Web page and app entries
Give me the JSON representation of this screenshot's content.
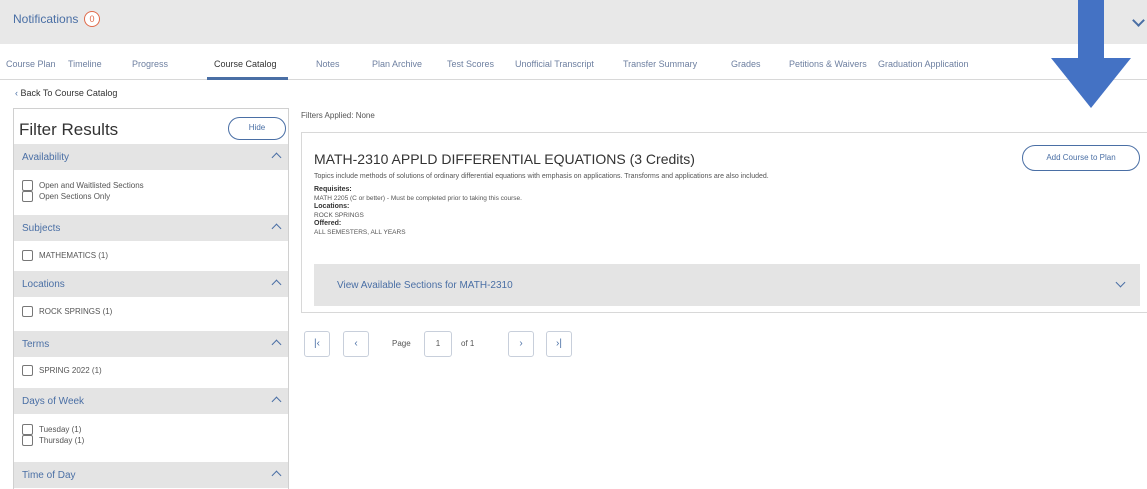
{
  "notifications": {
    "label": "Notifications",
    "count": "0"
  },
  "tabs": [
    "Course Plan",
    "Timeline",
    "Progress",
    "Course Catalog",
    "Notes",
    "Plan Archive",
    "Test Scores",
    "Unofficial Transcript",
    "Transfer Summary",
    "Grades",
    "Petitions & Waivers",
    "Graduation Application"
  ],
  "active_tab": "Course Catalog",
  "back_link": "Back To Course Catalog",
  "filter": {
    "title": "Filter Results",
    "hide_label": "Hide",
    "sections": [
      {
        "label": "Availability",
        "options": [
          "Open and Waitlisted Sections",
          "Open Sections Only"
        ]
      },
      {
        "label": "Subjects",
        "options": [
          "MATHEMATICS (1)"
        ]
      },
      {
        "label": "Locations",
        "options": [
          "ROCK SPRINGS (1)"
        ]
      },
      {
        "label": "Terms",
        "options": [
          "SPRING 2022 (1)"
        ]
      },
      {
        "label": "Days of Week",
        "options": [
          "Tuesday (1)",
          "Thursday (1)"
        ]
      },
      {
        "label": "Time of Day",
        "options": []
      }
    ]
  },
  "main": {
    "filters_applied": "Filters Applied: None",
    "course": {
      "title": "MATH-2310 APPLD DIFFERENTIAL EQUATIONS (3 Credits)",
      "add_button": "Add Course to Plan",
      "description": "Topics include methods of solutions of ordinary differential equations with emphasis on applications. Transforms and applications are also included.",
      "requisites_label": "Requisites:",
      "requisites": "MATH 2205 (C or better) - Must be completed prior to taking this course.",
      "locations_label": "Locations:",
      "locations": "ROCK SPRINGS",
      "offered_label": "Offered:",
      "offered": "ALL SEMESTERS, ALL YEARS",
      "sections_label": "View Available Sections for MATH-2310"
    },
    "pagination": {
      "page_label": "Page",
      "page": "1",
      "of_label": "of 1"
    }
  },
  "colors": {
    "accent": "#4a6fa5",
    "arrow": "#4472c4",
    "section_bg": "#e4e4e4"
  },
  "icons": {
    "first": "first-page-icon",
    "prev": "prev-page-icon",
    "next": "next-page-icon",
    "last": "last-page-icon",
    "arrow": "down-arrow-annotation"
  }
}
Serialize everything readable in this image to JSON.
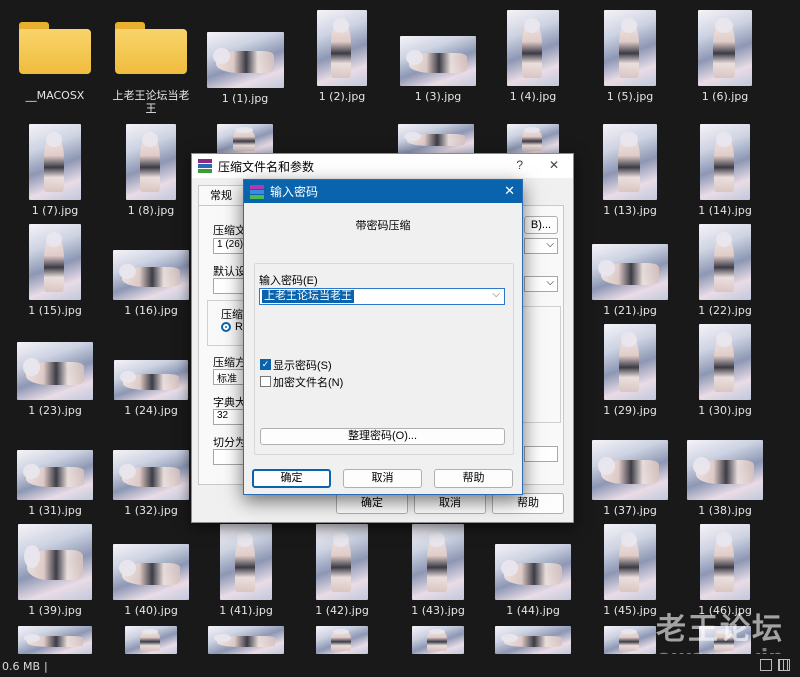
{
  "files": [
    {
      "name": "__MACOSX",
      "type": "folder"
    },
    {
      "name": "上老王论坛当老王",
      "type": "folder"
    },
    {
      "name": "1 (1).jpg"
    },
    {
      "name": "1 (2).jpg"
    },
    {
      "name": "1 (3).jpg"
    },
    {
      "name": "1 (4).jpg"
    },
    {
      "name": "1 (5).jpg"
    },
    {
      "name": "1 (6).jpg"
    },
    {
      "name": "1 (7).jpg"
    },
    {
      "name": "1 (8).jpg"
    },
    {
      "name": "1 (13).jpg"
    },
    {
      "name": "1 (14).jpg"
    },
    {
      "name": "1 (15).jpg"
    },
    {
      "name": "1 (16).jpg"
    },
    {
      "name": "1 (21).jpg"
    },
    {
      "name": "1 (22).jpg"
    },
    {
      "name": "1 (23).jpg"
    },
    {
      "name": "1 (24).jpg"
    },
    {
      "name": "1 (29).jpg"
    },
    {
      "name": "1 (30).jpg"
    },
    {
      "name": "1 (31).jpg"
    },
    {
      "name": "1 (32).jpg"
    },
    {
      "name": "1 (37).jpg"
    },
    {
      "name": "1 (38).jpg"
    },
    {
      "name": "1 (39).jpg"
    },
    {
      "name": "1 (40).jpg"
    },
    {
      "name": "1 (41).jpg"
    },
    {
      "name": "1 (42).jpg"
    },
    {
      "name": "1 (43).jpg"
    },
    {
      "name": "1 (44).jpg"
    },
    {
      "name": "1 (45).jpg"
    },
    {
      "name": "1 (46).jpg"
    }
  ],
  "back_dialog": {
    "title": "压缩文件名和参数",
    "help": "?",
    "close": "✕",
    "tab_general": "常规",
    "archive_name_label": "压缩文",
    "archive_name_value": "1 (26).",
    "browse_label": "B)...",
    "default_profile_label": "默认设",
    "archive_format_label": "压缩",
    "radio_label": "R",
    "compression_method_label": "压缩方",
    "compression_method_value": "标准",
    "dictionary_label": "字典大",
    "dictionary_value": "32",
    "split_label": "切分为",
    "ok": "确定",
    "cancel": "取消",
    "help_btn": "帮助"
  },
  "dialog": {
    "title": "输入密码",
    "close": "✕",
    "heading": "带密码压缩",
    "password_label": "输入密码(E)",
    "password_value": "上老王论坛当老王",
    "show_password": "显示密码(S)",
    "show_password_checked": true,
    "encrypt_names": "加密文件名(N)",
    "encrypt_names_checked": false,
    "organize": "整理密码(O)...",
    "ok": "确定",
    "cancel": "取消",
    "help": "帮助"
  },
  "watermark": {
    "line1": "老王论坛",
    "line2": "laowang.vip"
  },
  "status": {
    "size": "0.6 MB",
    "sep": "|"
  }
}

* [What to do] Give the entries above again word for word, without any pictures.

* [Exercise solution]
Give me the JSON representation of this screenshot's content.
{
  "notifications": {
    "label": "Notifications",
    "count": "0"
  },
  "tabs": [
    "Course Plan",
    "Timeline",
    "Progress",
    "Course Catalog",
    "Notes",
    "Plan Archive",
    "Test Scores",
    "Unofficial Transcript",
    "Transfer Summary",
    "Grades",
    "Petitions & Waivers",
    "Graduation Application"
  ],
  "active_tab": "Course Catalog",
  "back_link": "Back To Course Catalog",
  "filter": {
    "title": "Filter Results",
    "hide_label": "Hide",
    "sections": [
      {
        "label": "Availability",
        "options": [
          "Open and Waitlisted Sections",
          "Open Sections Only"
        ]
      },
      {
        "label": "Subjects",
        "options": [
          "MATHEMATICS (1)"
        ]
      },
      {
        "label": "Locations",
        "options": [
          "ROCK SPRINGS (1)"
        ]
      },
      {
        "label": "Terms",
        "options": [
          "SPRING 2022 (1)"
        ]
      },
      {
        "label": "Days of Week",
        "options": [
          "Tuesday (1)",
          "Thursday (1)"
        ]
      },
      {
        "label": "Time of Day",
        "options": []
      }
    ]
  },
  "main": {
    "filters_applied": "Filters Applied: None",
    "course": {
      "title": "MATH-2310 APPLD DIFFERENTIAL EQUATIONS (3 Credits)",
      "add_button": "Add Course to Plan",
      "description": "Topics include methods of solutions of ordinary differential equations with emphasis on applications. Transforms and applications are also included.",
      "requisites_label": "Requisites:",
      "requisites": "MATH 2205 (C or better) - Must be completed prior to taking this course.",
      "locations_label": "Locations:",
      "locations": "ROCK SPRINGS",
      "offered_label": "Offered:",
      "offered": "ALL SEMESTERS, ALL YEARS",
      "sections_label": "View Available Sections for MATH-2310"
    },
    "pagination": {
      "page_label": "Page",
      "page": "1",
      "of_label": "of 1"
    }
  },
  "colors": {
    "accent": "#4a6fa5",
    "arrow": "#4472c4",
    "section_bg": "#e4e4e4"
  },
  "icons": {
    "first": "first-page-icon",
    "prev": "prev-page-icon",
    "next": "next-page-icon",
    "last": "last-page-icon",
    "arrow": "down-arrow-annotation"
  }
}
Serialize everything readable in this image to JSON.
{
  "files": [
    {
      "name": "__MACOSX",
      "type": "folder"
    },
    {
      "name": "上老王论坛当老王",
      "type": "folder"
    },
    {
      "name": "1 (1).jpg"
    },
    {
      "name": "1 (2).jpg"
    },
    {
      "name": "1 (3).jpg"
    },
    {
      "name": "1 (4).jpg"
    },
    {
      "name": "1 (5).jpg"
    },
    {
      "name": "1 (6).jpg"
    },
    {
      "name": "1 (7).jpg"
    },
    {
      "name": "1 (8).jpg"
    },
    {
      "name": "1 (13).jpg"
    },
    {
      "name": "1 (14).jpg"
    },
    {
      "name": "1 (15).jpg"
    },
    {
      "name": "1 (16).jpg"
    },
    {
      "name": "1 (21).jpg"
    },
    {
      "name": "1 (22).jpg"
    },
    {
      "name": "1 (23).jpg"
    },
    {
      "name": "1 (24).jpg"
    },
    {
      "name": "1 (29).jpg"
    },
    {
      "name": "1 (30).jpg"
    },
    {
      "name": "1 (31).jpg"
    },
    {
      "name": "1 (32).jpg"
    },
    {
      "name": "1 (37).jpg"
    },
    {
      "name": "1 (38).jpg"
    },
    {
      "name": "1 (39).jpg"
    },
    {
      "name": "1 (40).jpg"
    },
    {
      "name": "1 (41).jpg"
    },
    {
      "name": "1 (42).jpg"
    },
    {
      "name": "1 (43).jpg"
    },
    {
      "name": "1 (44).jpg"
    },
    {
      "name": "1 (45).jpg"
    },
    {
      "name": "1 (46).jpg"
    }
  ],
  "back_dialog": {
    "title": "压缩文件名和参数",
    "help": "?",
    "close": "✕",
    "tab_general": "常规",
    "archive_name_label": "压缩文",
    "archive_name_value": "1 (26).",
    "browse_label": "B)...",
    "default_profile_label": "默认设",
    "archive_format_label": "压缩",
    "radio_label": "R",
    "compression_method_label": "压缩方",
    "compression_method_value": "标准",
    "dictionary_label": "字典大",
    "dictionary_value": "32",
    "split_label": "切分为",
    "ok": "确定",
    "cancel": "取消",
    "help_btn": "帮助"
  },
  "dialog": {
    "title": "输入密码",
    "close": "✕",
    "heading": "带密码压缩",
    "password_label": "输入密码(E)",
    "password_value": "上老王论坛当老王",
    "show_password": "显示密码(S)",
    "show_password_checked": true,
    "encrypt_names": "加密文件名(N)",
    "encrypt_names_checked": false,
    "organize": "整理密码(O)...",
    "ok": "确定",
    "cancel": "取消",
    "help": "帮助"
  },
  "watermark": {
    "line1": "老王论坛",
    "line2": "laowang.vip"
  },
  "status": {
    "size": "0.6 MB",
    "sep": "|"
  }
}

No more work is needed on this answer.